I think when you're writing fantasy, or speculative fiction in general, the world building aspect is HUGE. Personally, I found writing Shadow of Fire and it's sequel a thousand times easier than my contemporary fiction piece, because I was not bound by the rules of reality: real places and real cultures. I was free to do what I wanted, so long as everything worked within my own world.
I knew I wanted my world to be pre-industrial, medieval European (cliched I know but it was where I started). The land of Merawuld is an agrarian society, where crops and agricultural harvest formed the basis of the economical structure. That got me thinking about money - was there any? I decided that yes, there was, but don't go into great detail about it. I did however include the idea of contractual supply - a system where each village competes with the other to win a contract to supply the main city, Tyllcarric, with produce. In terms how how society operates, it isn't quite a feudal system - we have a queen and a mage council, ruled over by our charming High Mage, and while there is not a class system per se, there are of course those who sit on the lower rungs of the social ladder. Most people live in villages, and are happy with their lives, although if they possess magic (more on this in another post) they are offered the opportunity to train to use their powers at the Academy in the city, or can train to be healers, or White Women. Then there is always the queen's army, made up of men both young and old, keen for adventure and a purpose in life beyond what the village may offer them. Geographically, Merawuld is a rich and fertile land, where agriculture can thrive.
Now, moving west into the land of Estilleon. Geographically, we have climbed in altitude and crossed the mountains. It is a cold, harsh land, with arctic tundra in the north, short summers and bitter winters. The people who lived here needed to be tough to survive. So
I began researching. I researched the Vikings, but did not want them to be Vikings. I researched the Germanic tribes of the pre-Roman Iron Age (sometimes called the Goths) and I went further into Ancient Icelandic society. I had pages of notes, and a lot to sift through, until I was able to pull something from each, and combine them to create the culture and the people of a land ruled by winter. The people of Estilleon have a reputation for being blood-thirsty and are indeed war-like, but for good reason. Life is hard there, and even those who are privileged find it tough. In terms of social structure, it is a land ruled by a Chieftain, with each of the nine villages being ruled over by a Chief, whose allegiance is sworn to their Chieftain. They are great swordsmen and masters of the horse, and have learnt to adapt and survive in a landscape that gives then little comfort.

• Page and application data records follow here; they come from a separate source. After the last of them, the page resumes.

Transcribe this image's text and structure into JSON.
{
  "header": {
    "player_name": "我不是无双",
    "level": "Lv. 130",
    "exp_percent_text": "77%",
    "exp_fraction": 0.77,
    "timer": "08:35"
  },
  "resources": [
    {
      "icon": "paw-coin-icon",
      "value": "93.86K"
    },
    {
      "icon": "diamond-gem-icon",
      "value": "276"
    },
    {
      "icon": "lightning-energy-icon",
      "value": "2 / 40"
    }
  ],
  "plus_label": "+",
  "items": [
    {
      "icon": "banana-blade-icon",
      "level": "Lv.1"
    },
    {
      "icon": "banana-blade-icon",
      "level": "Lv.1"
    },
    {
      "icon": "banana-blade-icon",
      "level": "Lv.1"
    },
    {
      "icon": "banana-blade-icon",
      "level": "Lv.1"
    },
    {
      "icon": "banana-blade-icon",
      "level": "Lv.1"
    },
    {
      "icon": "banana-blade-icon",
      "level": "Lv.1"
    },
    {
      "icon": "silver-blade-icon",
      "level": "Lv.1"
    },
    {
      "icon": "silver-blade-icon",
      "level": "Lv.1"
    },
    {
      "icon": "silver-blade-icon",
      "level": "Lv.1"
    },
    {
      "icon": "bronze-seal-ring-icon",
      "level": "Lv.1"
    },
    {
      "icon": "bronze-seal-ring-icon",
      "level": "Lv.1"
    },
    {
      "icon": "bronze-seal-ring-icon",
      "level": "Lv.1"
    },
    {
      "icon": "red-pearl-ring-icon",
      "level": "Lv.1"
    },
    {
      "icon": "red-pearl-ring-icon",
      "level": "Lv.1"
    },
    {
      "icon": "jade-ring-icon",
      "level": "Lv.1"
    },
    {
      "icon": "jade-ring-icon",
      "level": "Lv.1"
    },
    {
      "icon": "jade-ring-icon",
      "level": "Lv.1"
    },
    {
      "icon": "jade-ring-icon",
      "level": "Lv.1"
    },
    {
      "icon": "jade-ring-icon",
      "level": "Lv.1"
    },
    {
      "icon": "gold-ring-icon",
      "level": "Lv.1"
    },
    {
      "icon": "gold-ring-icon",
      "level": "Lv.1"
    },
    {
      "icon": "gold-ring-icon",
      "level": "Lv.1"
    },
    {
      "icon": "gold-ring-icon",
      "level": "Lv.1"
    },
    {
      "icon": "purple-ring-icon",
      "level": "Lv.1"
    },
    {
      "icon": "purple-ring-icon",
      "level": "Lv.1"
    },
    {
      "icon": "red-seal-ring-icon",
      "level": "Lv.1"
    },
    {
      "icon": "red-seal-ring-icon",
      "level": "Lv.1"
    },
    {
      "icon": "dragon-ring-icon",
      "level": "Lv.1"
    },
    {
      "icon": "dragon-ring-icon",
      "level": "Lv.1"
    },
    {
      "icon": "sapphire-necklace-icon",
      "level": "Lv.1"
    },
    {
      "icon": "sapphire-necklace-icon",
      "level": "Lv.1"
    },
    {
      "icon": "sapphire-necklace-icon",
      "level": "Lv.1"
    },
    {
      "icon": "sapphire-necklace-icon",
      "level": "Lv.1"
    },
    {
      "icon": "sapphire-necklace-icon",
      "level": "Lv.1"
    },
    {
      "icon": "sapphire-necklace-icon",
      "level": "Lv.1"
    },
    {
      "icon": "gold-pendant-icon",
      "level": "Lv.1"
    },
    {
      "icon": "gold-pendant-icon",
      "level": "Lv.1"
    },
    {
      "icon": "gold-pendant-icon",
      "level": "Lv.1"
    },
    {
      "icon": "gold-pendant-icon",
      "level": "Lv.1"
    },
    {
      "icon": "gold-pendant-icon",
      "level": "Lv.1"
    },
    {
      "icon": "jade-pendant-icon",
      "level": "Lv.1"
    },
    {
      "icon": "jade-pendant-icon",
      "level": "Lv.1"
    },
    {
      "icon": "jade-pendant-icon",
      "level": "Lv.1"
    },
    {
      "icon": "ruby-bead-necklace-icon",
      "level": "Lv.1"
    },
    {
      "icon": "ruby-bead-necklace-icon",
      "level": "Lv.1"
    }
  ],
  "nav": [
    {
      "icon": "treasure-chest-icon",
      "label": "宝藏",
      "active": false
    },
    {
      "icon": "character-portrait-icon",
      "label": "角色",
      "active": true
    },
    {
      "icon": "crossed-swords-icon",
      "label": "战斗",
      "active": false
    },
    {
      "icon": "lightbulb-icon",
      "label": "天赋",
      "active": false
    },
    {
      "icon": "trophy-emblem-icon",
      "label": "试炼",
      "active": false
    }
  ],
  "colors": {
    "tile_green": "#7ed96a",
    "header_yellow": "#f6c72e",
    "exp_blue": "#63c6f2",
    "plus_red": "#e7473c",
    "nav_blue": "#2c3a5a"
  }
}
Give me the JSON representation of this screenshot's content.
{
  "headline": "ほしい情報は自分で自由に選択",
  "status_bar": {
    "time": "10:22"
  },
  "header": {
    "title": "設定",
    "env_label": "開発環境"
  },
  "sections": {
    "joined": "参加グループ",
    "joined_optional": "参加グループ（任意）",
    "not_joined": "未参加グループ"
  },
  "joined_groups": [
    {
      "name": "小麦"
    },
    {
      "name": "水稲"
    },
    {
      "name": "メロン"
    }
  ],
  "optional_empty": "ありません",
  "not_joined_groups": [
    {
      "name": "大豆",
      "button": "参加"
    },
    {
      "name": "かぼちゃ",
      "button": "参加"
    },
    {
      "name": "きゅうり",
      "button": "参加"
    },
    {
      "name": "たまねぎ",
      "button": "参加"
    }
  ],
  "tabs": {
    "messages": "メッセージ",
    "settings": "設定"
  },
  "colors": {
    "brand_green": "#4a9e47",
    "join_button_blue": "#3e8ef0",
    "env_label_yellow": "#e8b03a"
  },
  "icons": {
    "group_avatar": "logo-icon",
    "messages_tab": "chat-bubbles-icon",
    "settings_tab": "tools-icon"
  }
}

Then it was to the great forests of Eshlune, and Sitra, the capital city of the fae. This was where I pulled up a moment. I didn't want my fae to be the same as anything else I'd read. I didn't want them to be all-powerful. I didn't want them to be immortal. I didn't want them to rule the humans or even want to. But I wanted their land and their culture to be different enough that humans would both covet what they had, and treat them with suspicion bordering on fear at the same time. So I settled on a magical race who were long-lived, and who worshipped and revered the earth, who cared for the Mother in an act of stewardship, who acted as custodians of the land. I wanted them to live in harmony with the environment but, they're not a bunch of hippies either (not that there is anything wrong with that!). They have a warrior class who are not afraid to fight to protect their borders, and are possessed of elemental magic (more on magic in a future post). They are ruled by a King, who is chosen by the earth.
In each area of Aileryan, people follow the seasonal calendar and the Wheel of the Year, showing their connection to the earth and the seasons. This took a lot of research again and took me back to my pagan roots and led me down some paths I had not travelled in a very long time, but it was an enjoyable process.
I hope my love for my world comes through in the stories set within Aileryan, and you all fall in love with each place and the people that inhabit it.